Muehlebach Field

Displaying 1 - 12 of 14
Object Type: 
Photographs

Group portrait of the 1936 Kansas City Blues baseball team inside Muehlebach Field (later renamed Blues/Municipal Stadium). The team is posed in front of an oversized baseball display that reads "George Trautman Official League". Autograph on photo reads "To my pal N. Emerson Paton in appreciation, Phil Small, May 4, 1936, 'Parkview Pharmacy'".

Object Type: 
Ephemera

Program distributed for the Muehlebach Field dedication on July 3, 1923, including a proclamation by Mayor Frank H. Cromwell recommending that "every employer forget the ever present serious side of life" in order to attend, and let employees attend, the opening game. To set the example, Cromwell declared that day a half-holiday for city employees. The program also notes speeches from George Muehlebach, the governors of Kansas and Missouri,and mayors of Kansas City, Missouri and Kansas City, Kansas. Photographs depict the stadium, the team, and local supporters.

Object Type: 
Photographs

Panoramic photograph of the Kansas City Monarchs, including L-R: Jack Marshall (P), Hurley McNair (OF/P) , Newt Joseph (3B), Harold 'Yellowhorse' Morris (P), Heavy Johnson (OF), Newt Allen (1B/SS), 'Bullet Joe' Rogan (P), Jose Mendez (P), Dobie Moore (SS), Lemuel Hawkins (1B), William Bell (P), C. Bell, Dink Mothel (UT), Frank Duncan (C), Bill Drake (P), George Sweatt (CF), and Howard Bartlett (P).

Object Type: 
Photographs

Photograph of a nightime baseball game at Muehlebach Field at the northwest corner of 22nd Street and Brooklyn Avenue.

Object Type: 
Postcards

Postcard showing Muehlebach Field (later Ruppert/Blues/Municipal Stadium), once located west of Brooklyn Avenue between 21st and 22nd Street in Kansas City, Missouri. This vantage point faces east-southeast towards the bases and right field. The back of the postcard includes a short letter to Anna Dyer of Boston, Massachusetts.

Author: 
David Conrads

Arguably one of the most overlooked players from the early days of baseball, Johnny Kling, a native of Kansas City, was the game’s premier defensive catcher in the first decade of the 20th century and a key member of the great Chicago Cub teams of 1906 to 1910. Nicknamed “Noisy” for the constant stream of chatter he maintained behind the plate, Kling was admired by teammates and opponents for his ability to defend, handle pitchers and engage in the mental aspects of the game during the “dead-ball era.” Kling returned to Kansas City after his retirement from baseball and pursued a successful career in business, primarily real estate.

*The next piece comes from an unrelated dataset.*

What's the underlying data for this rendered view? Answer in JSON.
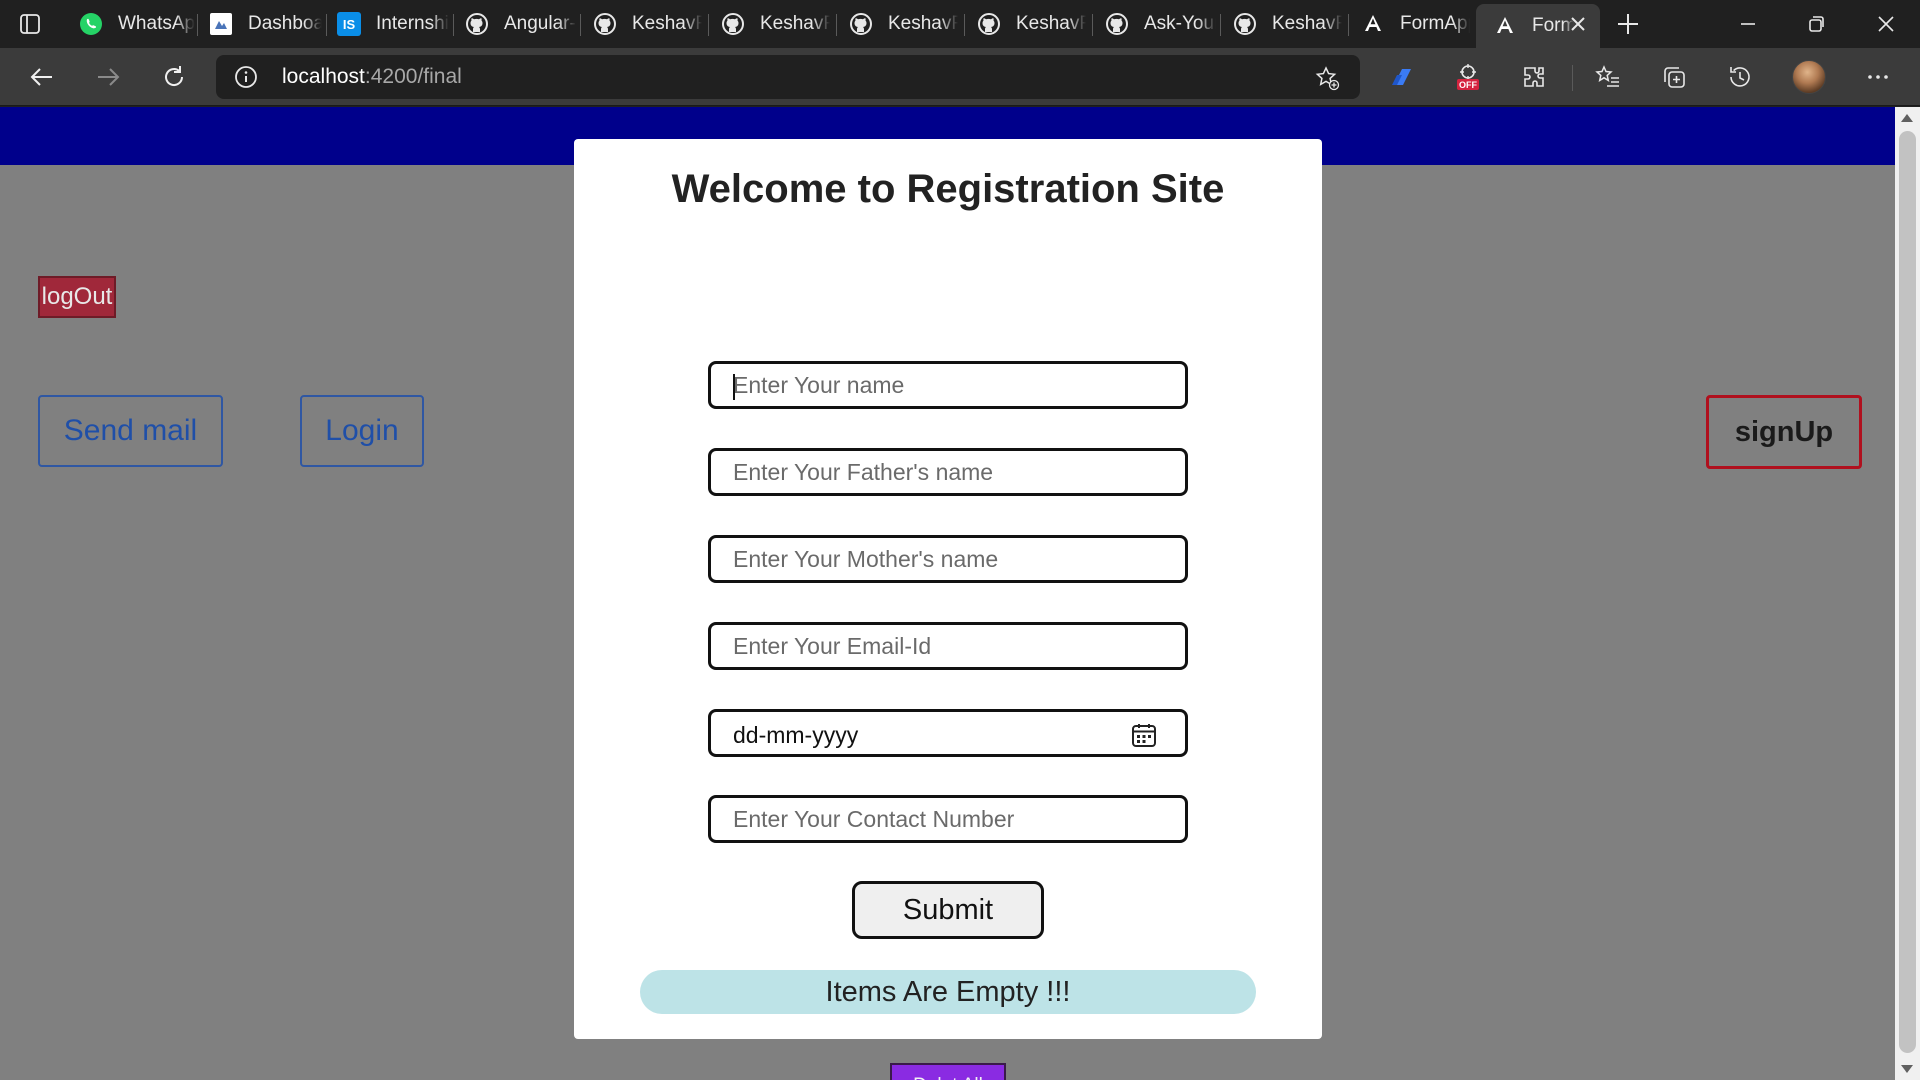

In 1933 he bought the minor league Kansas City Blues and immediately eliminated segregated seating at Meuhlebach Field, which was also the stadium used by the Kansas City Monarchs of the Negro Leagues.

Object Type: 
Photographs

Photograph of the Kansas City Monarchs playing baseball at Muehlebach Field in Kansas City, MO.

Object Type: 
Photographs

Photograph of L. D. Livingston of the Kansas City Monarchs. The photo appears to be autographed "To Vessa From a Friend, L. D. Livingston." Vessa is likely VeEssa Spivey of Black Hawk Barbecue.

Object Type: 
Photographs

Photograph of an audience watching a baseball game at Muehlebach Field in Kansas City, MO.

Object Type: 
Photographs

Photograph of the Kansas City Monarchs playing baseball at Muehlebach Field in Kansas City, MO.

Object Type: 
Photographs

Photograph of the Kansas City Monarchs playing baseball at Muehlebach Field in Kansas City, MO.

Object Type: 
Photographs

Photograph of the Kansas City Monarchs playing baseball at Muehlebach Field in Kansas City, MO.

Pages

KANSAS CITY PUBLIC LIBRARY | DIGITAL HISTORY
Civil War on the Western Border: The Missouri-Kansas Conflict,1855-1865.
The Pendergast Years, Kansas City in the Jazz Age & Great Depression.
KC History, Missouri Valley Special Collections at the Kansas City Public Library.